I asked him on the way home about how many kids he wanted to adopt and he said to me, “I don’t know.”  So then I said, “I really think after these two girls, we’ll probably be done.  Right?”  But he smiled again, which was starting to get annoying, and said, “Maybe,” which caused me to feel somewhat worried.  So, then, just to change the subject, I asked whether he had made any spreadsheets lately, but he still hadn’t made one.  He actually said to me, “I’m tired of worrying about it.  God will provide.  He’s always provided for us before.  Why would this time be any different?” 

This was obviously way too much for any woman to endure.  I quickly glanced around the car to ensure that the smiling Ford man wasn't still with us and then said to him, “Look here Old Man, this is totally wrong.  ONE of us HAS to worry!  It is YOUR JOB to worry about our large purchases.  If you don’t get on that computer and make yourself a spreadsheet today, then I am going to be compelled to try and we both know how THAT is going to turn out!!”  This did not seem to trouble him one bit.  According to him, spreadsheets can be deleted with little or no traces of their existence left on one’s computer.

This was back in January.  In the meantime, we signed a contract with Great Wall Adoptions to get two more girls from China.  We can’t post photos yet, but I will as soon as we are allowed.  Bill did finally sit down with me one evening and we made up a spreadsheet.  However, this was at MY request.  So, the results were obviously going to be jinxed.  With a new van and two adoptions coming up this year, the little cell on the bottom left kept coming up red.  Bill is not bothered by this.  I’m not bothered by this either, of course, but I am bothered by him.  After all, it’s not my job to worry about these things.  It’s HIS job. 

The van arrived last week.  It is light blue, 15 passengers, complete with the clunky sliding door and extra large side mirrors.  We named her Roseanne.  There was some debate about whether she would fit into our garage.  The van is 20 feet, the garage is 21 feet.   We were all wondering whether the garage door would close without incident, but everything was fine….until yesterday.  Bill drove the van to Ford to get some work done and on the way into the garage, he scraped it along the roof.  It seems that, rather than worrying about length, we should have been worrying about height. Without six kids and/or about a half tank of gas in the thing, it is too high to fit in the garage.  There are now two scratches along the top, both about ten inches long, that we are going to have to take care of somehow.

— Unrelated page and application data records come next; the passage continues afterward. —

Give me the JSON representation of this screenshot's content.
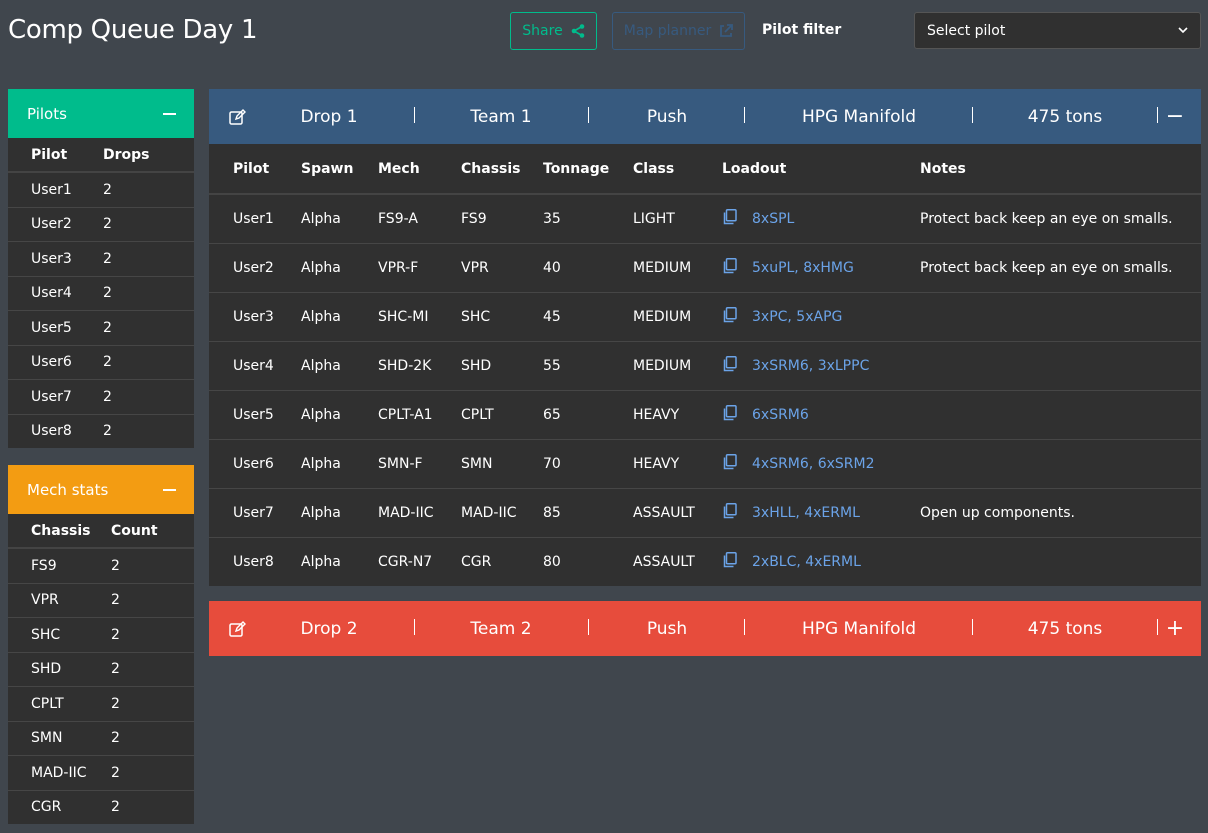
{
  "header": {
    "title": "Comp Queue Day 1",
    "share_label": "Share",
    "map_planner_label": "Map planner",
    "pilot_filter_label": "Pilot filter",
    "select_placeholder": "Select pilot"
  },
  "pilots_card": {
    "title": "Pilots",
    "columns": [
      "Pilot",
      "Drops"
    ],
    "rows": [
      [
        "User1",
        "2"
      ],
      [
        "User2",
        "2"
      ],
      [
        "User3",
        "2"
      ],
      [
        "User4",
        "2"
      ],
      [
        "User5",
        "2"
      ],
      [
        "User6",
        "2"
      ],
      [
        "User7",
        "2"
      ],
      [
        "User8",
        "2"
      ]
    ]
  },
  "mech_card": {
    "title": "Mech stats",
    "columns": [
      "Chassis",
      "Count"
    ],
    "rows": [
      [
        "FS9",
        "2"
      ],
      [
        "VPR",
        "2"
      ],
      [
        "SHC",
        "2"
      ],
      [
        "SHD",
        "2"
      ],
      [
        "CPLT",
        "2"
      ],
      [
        "SMN",
        "2"
      ],
      [
        "MAD-IIC",
        "2"
      ],
      [
        "CGR",
        "2"
      ]
    ]
  },
  "drops": [
    {
      "name": "Drop 1",
      "team": "Team 1",
      "mode": "Push",
      "map": "HPG Manifold",
      "tonnage": "475 tons",
      "toggle": "−",
      "color": "#375a7f",
      "columns": [
        "Pilot",
        "Spawn",
        "Mech",
        "Chassis",
        "Tonnage",
        "Class",
        "Loadout",
        "Notes"
      ],
      "rows": [
        {
          "pilot": "User1",
          "spawn": "Alpha",
          "mech": "FS9-A",
          "chassis": "FS9",
          "tonnage": "35",
          "class": "LIGHT",
          "loadout": "8xSPL",
          "notes": "Protect back keep an eye on smalls."
        },
        {
          "pilot": "User2",
          "spawn": "Alpha",
          "mech": "VPR-F",
          "chassis": "VPR",
          "tonnage": "40",
          "class": "MEDIUM",
          "loadout": "5xuPL, 8xHMG",
          "notes": "Protect back keep an eye on smalls."
        },
        {
          "pilot": "User3",
          "spawn": "Alpha",
          "mech": "SHC-MI",
          "chassis": "SHC",
          "tonnage": "45",
          "class": "MEDIUM",
          "loadout": "3xPC, 5xAPG",
          "notes": ""
        },
        {
          "pilot": "User4",
          "spawn": "Alpha",
          "mech": "SHD-2K",
          "chassis": "SHD",
          "tonnage": "55",
          "class": "MEDIUM",
          "loadout": "3xSRM6, 3xLPPC",
          "notes": ""
        },
        {
          "pilot": "User5",
          "spawn": "Alpha",
          "mech": "CPLT-A1",
          "chassis": "CPLT",
          "tonnage": "65",
          "class": "HEAVY",
          "loadout": "6xSRM6",
          "notes": ""
        },
        {
          "pilot": "User6",
          "spawn": "Alpha",
          "mech": "SMN-F",
          "chassis": "SMN",
          "tonnage": "70",
          "class": "HEAVY",
          "loadout": "4xSRM6, 6xSRM2",
          "notes": ""
        },
        {
          "pilot": "User7",
          "spawn": "Alpha",
          "mech": "MAD-IIC",
          "chassis": "MAD-IIC",
          "tonnage": "85",
          "class": "ASSAULT",
          "loadout": "3xHLL, 4xERML",
          "notes": "Open up components."
        },
        {
          "pilot": "User8",
          "spawn": "Alpha",
          "mech": "CGR-N7",
          "chassis": "CGR",
          "tonnage": "80",
          "class": "ASSAULT",
          "loadout": "2xBLC, 4xERML",
          "notes": ""
        }
      ]
    },
    {
      "name": "Drop 2",
      "team": "Team 2",
      "mode": "Push",
      "map": "HPG Manifold",
      "tonnage": "475 tons",
      "toggle": "+",
      "color": "#e74c3c"
    }
  ],
  "icons": [
    "share-icon",
    "external-link-icon",
    "chevron-down-icon",
    "minus-icon",
    "edit-icon",
    "copy-icon",
    "plus-icon"
  ]
}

Apparently, this is how things are going to be around here for a while, because Bill, who is usually a total and complete car-neat freak, does not seem concerned about this either.  He just bought some sort of touch-up kit and actually plans to paint over the scratches himself.  Nor does he see the cause-effect pattern inherent in this most recent event.  However, I am sure the car would not be scratched if he had simply kept to our unwritten marital agreement and made the spreadsheets before we purchased it.